- Great achievements listed in your resume may never be seen by a human
- Software vendors are creating ever more sophisticated programs to scan resumes
- Computers might like some terms -- but you will have to back them up at the interview
You had better be logical and forceful when writing your resume. Your expertise and practical experience should stand out, along with how you performed in your previous jobs, including what you eliminated, influenced, removed, supervised and increased.
My introduction attempts to pepper a first paragraph with 10 action verbs and self-descriptive words that would be needed in my resume.
"I would say that today's [resume] was selling achievements, as opposed to responsibilities," said Barbara Love of Right Management. "We are selling the evidence that you can do what you say you can do."
But the twist is, these achievements may never be seen by a human, unless you can pass muster with software known as Applicant Tracking Systems, or ATS.
With resumes stacking up in HR's inbox, software vendors are cashing in by creating ever more sophisticated programs to scan resumes before any human sees them.
ATS software can also be tweaked by companies to catch keywords (not buzzwords) or attempts to trick the computer.
Monster jobs web site has one, 6sense that is a data mining search engine that scans your resume and tracks it through the company, but you have to get past 6sense first.
"People used to put words in white text so you could not see it visually, but the machine would read it. So, there is technology to take that out," Monster's James Brian told CNN.
And if you do what it did in the first two sentences here, the computer can note that you tried too hard.
"Our software detects when people are doing what we refer to as 'keyword bombing' so, if you put skills all together," added Brian.
Some action verbs listed on various web sites to get past ATS might surprise you. Aggressive caught my eye.

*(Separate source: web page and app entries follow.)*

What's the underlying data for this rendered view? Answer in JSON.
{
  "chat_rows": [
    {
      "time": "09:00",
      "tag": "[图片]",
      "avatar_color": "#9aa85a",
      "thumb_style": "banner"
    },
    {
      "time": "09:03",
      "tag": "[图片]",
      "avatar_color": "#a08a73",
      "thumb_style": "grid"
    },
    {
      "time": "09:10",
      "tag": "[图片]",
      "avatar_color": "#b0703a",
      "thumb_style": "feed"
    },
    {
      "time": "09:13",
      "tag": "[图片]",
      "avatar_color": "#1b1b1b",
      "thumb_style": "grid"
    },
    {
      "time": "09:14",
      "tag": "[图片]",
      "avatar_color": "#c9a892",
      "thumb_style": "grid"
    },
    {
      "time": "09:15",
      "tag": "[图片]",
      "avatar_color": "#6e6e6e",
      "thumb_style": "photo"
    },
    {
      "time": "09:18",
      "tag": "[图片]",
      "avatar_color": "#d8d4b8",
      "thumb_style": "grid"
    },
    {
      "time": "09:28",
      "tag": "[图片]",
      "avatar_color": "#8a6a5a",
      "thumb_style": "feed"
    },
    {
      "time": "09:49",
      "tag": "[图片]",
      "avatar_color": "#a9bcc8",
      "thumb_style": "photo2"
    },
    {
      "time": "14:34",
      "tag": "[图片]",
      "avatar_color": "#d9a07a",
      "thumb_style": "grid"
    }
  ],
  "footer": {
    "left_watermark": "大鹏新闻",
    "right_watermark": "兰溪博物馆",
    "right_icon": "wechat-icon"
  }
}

Then there are self-descriptive words like pioneering, imaginative, pleasant, and dynamic -- all terms the computer might like but experts say you will have to back up when you finally meet a human face.